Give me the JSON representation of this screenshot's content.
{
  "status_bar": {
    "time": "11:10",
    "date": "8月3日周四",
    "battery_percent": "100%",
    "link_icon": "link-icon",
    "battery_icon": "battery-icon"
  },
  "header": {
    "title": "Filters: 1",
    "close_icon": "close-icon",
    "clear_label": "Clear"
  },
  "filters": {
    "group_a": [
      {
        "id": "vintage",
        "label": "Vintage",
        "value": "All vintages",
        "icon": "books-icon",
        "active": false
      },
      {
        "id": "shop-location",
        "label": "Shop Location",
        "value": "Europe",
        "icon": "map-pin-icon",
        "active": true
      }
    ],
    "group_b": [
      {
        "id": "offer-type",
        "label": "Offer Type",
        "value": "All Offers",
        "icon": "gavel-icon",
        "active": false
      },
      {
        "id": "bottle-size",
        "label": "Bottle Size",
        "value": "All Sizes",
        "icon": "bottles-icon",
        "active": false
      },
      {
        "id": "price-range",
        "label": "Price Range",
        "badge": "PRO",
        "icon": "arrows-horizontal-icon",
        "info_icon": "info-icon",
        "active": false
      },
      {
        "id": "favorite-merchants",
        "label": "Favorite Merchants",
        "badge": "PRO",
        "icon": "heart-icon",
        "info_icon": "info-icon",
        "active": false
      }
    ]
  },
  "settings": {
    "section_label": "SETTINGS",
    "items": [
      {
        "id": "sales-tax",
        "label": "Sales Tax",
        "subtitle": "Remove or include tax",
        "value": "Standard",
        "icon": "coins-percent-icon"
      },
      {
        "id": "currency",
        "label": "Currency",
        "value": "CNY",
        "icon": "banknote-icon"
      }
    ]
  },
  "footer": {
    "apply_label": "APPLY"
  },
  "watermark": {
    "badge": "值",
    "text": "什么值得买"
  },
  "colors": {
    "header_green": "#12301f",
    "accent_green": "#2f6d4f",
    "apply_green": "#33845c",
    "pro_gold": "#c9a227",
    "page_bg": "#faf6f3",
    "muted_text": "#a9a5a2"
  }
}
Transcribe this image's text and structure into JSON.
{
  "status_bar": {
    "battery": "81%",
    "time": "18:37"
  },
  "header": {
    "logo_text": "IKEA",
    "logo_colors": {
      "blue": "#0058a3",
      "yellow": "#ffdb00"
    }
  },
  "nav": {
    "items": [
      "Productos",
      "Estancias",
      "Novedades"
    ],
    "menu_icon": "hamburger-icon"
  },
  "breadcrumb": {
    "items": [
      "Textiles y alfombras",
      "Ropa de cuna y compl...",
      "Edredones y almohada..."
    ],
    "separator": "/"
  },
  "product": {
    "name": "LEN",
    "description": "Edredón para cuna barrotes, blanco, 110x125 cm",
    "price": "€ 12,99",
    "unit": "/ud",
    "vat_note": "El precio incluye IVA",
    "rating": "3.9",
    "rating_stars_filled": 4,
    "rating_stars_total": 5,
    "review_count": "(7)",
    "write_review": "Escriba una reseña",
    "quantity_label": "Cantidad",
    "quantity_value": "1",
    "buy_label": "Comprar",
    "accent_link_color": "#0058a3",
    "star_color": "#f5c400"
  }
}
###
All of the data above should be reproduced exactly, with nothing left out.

**Task solution**
Give me the JSON representation of this screenshot's content.
{
  "status_bar": {
    "time": "11:10",
    "date": "8月3日周四",
    "battery_percent": "100%",
    "link_icon": "link-icon",
    "battery_icon": "battery-icon"
  },
  "header": {
    "title": "Filters: 1",
    "close_icon": "close-icon",
    "clear_label": "Clear"
  },
  "filters": {
    "group_a": [
      {
        "id": "vintage",
        "label": "Vintage",
        "value": "All vintages",
        "icon": "books-icon",
        "active": false
      },
      {
        "id": "shop-location",
        "label": "Shop Location",
        "value": "Europe",
        "icon": "map-pin-icon",
        "active": true
      }
    ],
    "group_b": [
      {
        "id": "offer-type",
        "label": "Offer Type",
        "value": "All Offers",
        "icon": "gavel-icon",
        "active": false
      },
      {
        "id": "bottle-size",
        "label": "Bottle Size",
        "value": "All Sizes",
        "icon": "bottles-icon",
        "active": false
      },
      {
        "id": "price-range",
        "label": "Price Range",
        "badge": "PRO",
        "icon": "arrows-horizontal-icon",
        "info_icon": "info-icon",
        "active": false
      },
      {
        "id": "favorite-merchants",
        "label": "Favorite Merchants",
        "badge": "PRO",
        "icon": "heart-icon",
        "info_icon": "info-icon",
        "active": false
      }
    ]
  },
  "settings": {
    "section_label": "SETTINGS",
    "items": [
      {
        "id": "sales-tax",
        "label": "Sales Tax",
        "subtitle": "Remove or include tax",
        "value": "Standard",
        "icon": "coins-percent-icon"
      },
      {
        "id": "currency",
        "label": "Currency",
        "value": "CNY",
        "icon": "banknote-icon"
      }
    ]
  },
  "footer": {
    "apply_label": "APPLY"
  },
  "watermark": {
    "badge": "值",
    "text": "什么值得买"
  },
  "colors": {
    "header_green": "#12301f",
    "accent_green": "#2f6d4f",
    "apply_green": "#33845c",
    "pro_gold": "#c9a227",
    "page_bg": "#faf6f3",
    "muted_text": "#a9a5a2"
  }
}
Transcribe this image's text and structure into JSON.
{
  "status_bar": {
    "battery": "81%",
    "time": "18:37"
  },
  "header": {
    "logo_text": "IKEA",
    "logo_colors": {
      "blue": "#0058a3",
      "yellow": "#ffdb00"
    }
  },
  "nav": {
    "items": [
      "Productos",
      "Estancias",
      "Novedades"
    ],
    "menu_icon": "hamburger-icon"
  },
  "breadcrumb": {
    "items": [
      "Textiles y alfombras",
      "Ropa de cuna y compl...",
      "Edredones y almohada..."
    ],
    "separator": "/"
  },
  "product": {
    "name": "LEN",
    "description": "Edredón para cuna barrotes, blanco, 110x125 cm",
    "price": "€ 12,99",
    "unit": "/ud",
    "vat_note": "El precio incluye IVA",
    "rating": "3.9",
    "rating_stars_filled": 4,
    "rating_stars_total": 5,
    "review_count": "(7)",
    "write_review": "Escriba una reseña",
    "quantity_label": "Cantidad",
    "quantity_value": "1",
    "buy_label": "Comprar",
    "accent_link_color": "#0058a3",
    "star_color": "#f5c400"
  }
}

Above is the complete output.